* ASSIGNMENT *
The entries below are to be reproduced in full, exactly as written.

(Interface dataset entries)
________________

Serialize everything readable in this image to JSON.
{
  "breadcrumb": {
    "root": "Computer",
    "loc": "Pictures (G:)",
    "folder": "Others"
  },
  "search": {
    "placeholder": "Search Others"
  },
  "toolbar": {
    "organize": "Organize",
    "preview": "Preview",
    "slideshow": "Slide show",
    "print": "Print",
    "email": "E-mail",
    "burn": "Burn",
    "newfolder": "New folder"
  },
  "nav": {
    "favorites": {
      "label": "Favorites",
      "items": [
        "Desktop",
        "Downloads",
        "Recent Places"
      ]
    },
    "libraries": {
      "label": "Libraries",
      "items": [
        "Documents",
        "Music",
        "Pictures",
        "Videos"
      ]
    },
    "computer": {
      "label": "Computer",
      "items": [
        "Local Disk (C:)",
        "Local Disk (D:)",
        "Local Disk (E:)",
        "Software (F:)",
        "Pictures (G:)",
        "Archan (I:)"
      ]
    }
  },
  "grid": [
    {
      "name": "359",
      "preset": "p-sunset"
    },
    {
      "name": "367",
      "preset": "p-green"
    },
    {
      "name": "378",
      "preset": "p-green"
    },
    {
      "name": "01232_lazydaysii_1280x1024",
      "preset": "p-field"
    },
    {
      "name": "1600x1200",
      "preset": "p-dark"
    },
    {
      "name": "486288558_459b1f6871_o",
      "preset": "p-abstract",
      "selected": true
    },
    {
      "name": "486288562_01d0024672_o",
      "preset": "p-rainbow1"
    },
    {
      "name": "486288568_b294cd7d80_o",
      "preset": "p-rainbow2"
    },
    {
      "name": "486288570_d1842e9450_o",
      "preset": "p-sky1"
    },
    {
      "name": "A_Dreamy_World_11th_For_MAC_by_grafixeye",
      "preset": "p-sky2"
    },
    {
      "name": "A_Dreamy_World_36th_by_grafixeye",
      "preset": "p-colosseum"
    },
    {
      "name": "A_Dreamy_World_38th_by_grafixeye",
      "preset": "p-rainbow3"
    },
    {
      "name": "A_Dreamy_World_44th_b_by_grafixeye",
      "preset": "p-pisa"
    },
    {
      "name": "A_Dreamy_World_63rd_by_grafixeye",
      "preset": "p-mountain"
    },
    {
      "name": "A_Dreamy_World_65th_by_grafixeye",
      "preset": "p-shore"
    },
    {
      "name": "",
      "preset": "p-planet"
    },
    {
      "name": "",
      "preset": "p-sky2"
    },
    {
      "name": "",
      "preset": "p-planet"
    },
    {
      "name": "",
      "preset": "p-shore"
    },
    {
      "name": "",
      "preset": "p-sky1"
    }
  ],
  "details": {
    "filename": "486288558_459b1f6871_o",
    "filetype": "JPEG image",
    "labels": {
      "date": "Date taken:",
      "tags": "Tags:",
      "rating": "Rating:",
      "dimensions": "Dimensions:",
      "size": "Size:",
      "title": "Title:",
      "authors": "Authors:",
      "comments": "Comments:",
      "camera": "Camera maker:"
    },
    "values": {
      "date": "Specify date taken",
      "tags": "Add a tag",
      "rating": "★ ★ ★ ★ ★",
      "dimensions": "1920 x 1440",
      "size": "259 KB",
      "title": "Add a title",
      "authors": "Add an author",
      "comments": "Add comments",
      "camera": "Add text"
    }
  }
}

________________

* YOUR SOLUTION *
Serialize everything readable in this image to JSON.
{
  "breadcrumb": {
    "root": "Computer",
    "loc": "Pictures (G:)",
    "folder": "Others"
  },
  "search": {
    "placeholder": "Search Others"
  },
  "toolbar": {
    "organize": "Organize",
    "preview": "Preview",
    "slideshow": "Slide show",
    "print": "Print",
    "email": "E-mail",
    "burn": "Burn",
    "newfolder": "New folder"
  },
  "nav": {
    "favorites": {
      "label": "Favorites",
      "items": [
        "Desktop",
        "Downloads",
        "Recent Places"
      ]
    },
    "libraries": {
      "label": "Libraries",
      "items": [
        "Documents",
        "Music",
        "Pictures",
        "Videos"
      ]
    },
    "computer": {
      "label": "Computer",
      "items": [
        "Local Disk (C:)",
        "Local Disk (D:)",
        "Local Disk (E:)",
        "Software (F:)",
        "Pictures (G:)",
        "Archan (I:)"
      ]
    }
  },
  "grid": [
    {
      "name": "359",
      "preset": "p-sunset"
    },
    {
      "name": "367",
      "preset": "p-green"
    },
    {
      "name": "378",
      "preset": "p-green"
    },
    {
      "name": "01232_lazydaysii_1280x1024",
      "preset": "p-field"
    },
    {
      "name": "1600x1200",
      "preset": "p-dark"
    },
    {
      "name": "486288558_459b1f6871_o",
      "preset": "p-abstract",
      "selected": true
    },
    {
      "name": "486288562_01d0024672_o",
      "preset": "p-rainbow1"
    },
    {
      "name": "486288568_b294cd7d80_o",
      "preset": "p-rainbow2"
    },
    {
      "name": "486288570_d1842e9450_o",
      "preset": "p-sky1"
    },
    {
      "name": "A_Dreamy_World_11th_For_MAC_by_grafixeye",
      "preset": "p-sky2"
    },
    {
      "name": "A_Dreamy_World_36th_by_grafixeye",
      "preset": "p-colosseum"
    },
    {
      "name": "A_Dreamy_World_38th_by_grafixeye",
      "preset": "p-rainbow3"
    },
    {
      "name": "A_Dreamy_World_44th_b_by_grafixeye",
      "preset": "p-pisa"
    },
    {
      "name": "A_Dreamy_World_63rd_by_grafixeye",
      "preset": "p-mountain"
    },
    {
      "name": "A_Dreamy_World_65th_by_grafixeye",
      "preset": "p-shore"
    },
    {
      "name": "",
      "preset": "p-planet"
    },
    {
      "name": "",
      "preset": "p-sky2"
    },
    {
      "name": "",
      "preset": "p-planet"
    },
    {
      "name": "",
      "preset": "p-shore"
    },
    {
      "name": "",
      "preset": "p-sky1"
    }
  ],
  "details": {
    "filename": "486288558_459b1f6871_o",
    "filetype": "JPEG image",
    "labels": {
      "date": "Date taken:",
      "tags": "Tags:",
      "rating": "Rating:",
      "dimensions": "Dimensions:",
      "size": "Size:",
      "title": "Title:",
      "authors": "Authors:",
      "comments": "Comments:",
      "camera": "Camera maker:"
    },
    "values": {
      "date": "Specify date taken",
      "tags": "Add a tag",
      "rating": "★ ★ ★ ★ ★",
      "dimensions": "1920 x 1440",
      "size": "259 KB",
      "title": "Add a title",
      "authors": "Add an author",
      "comments": "Add comments",
      "camera": "Add text"
    }
  }
}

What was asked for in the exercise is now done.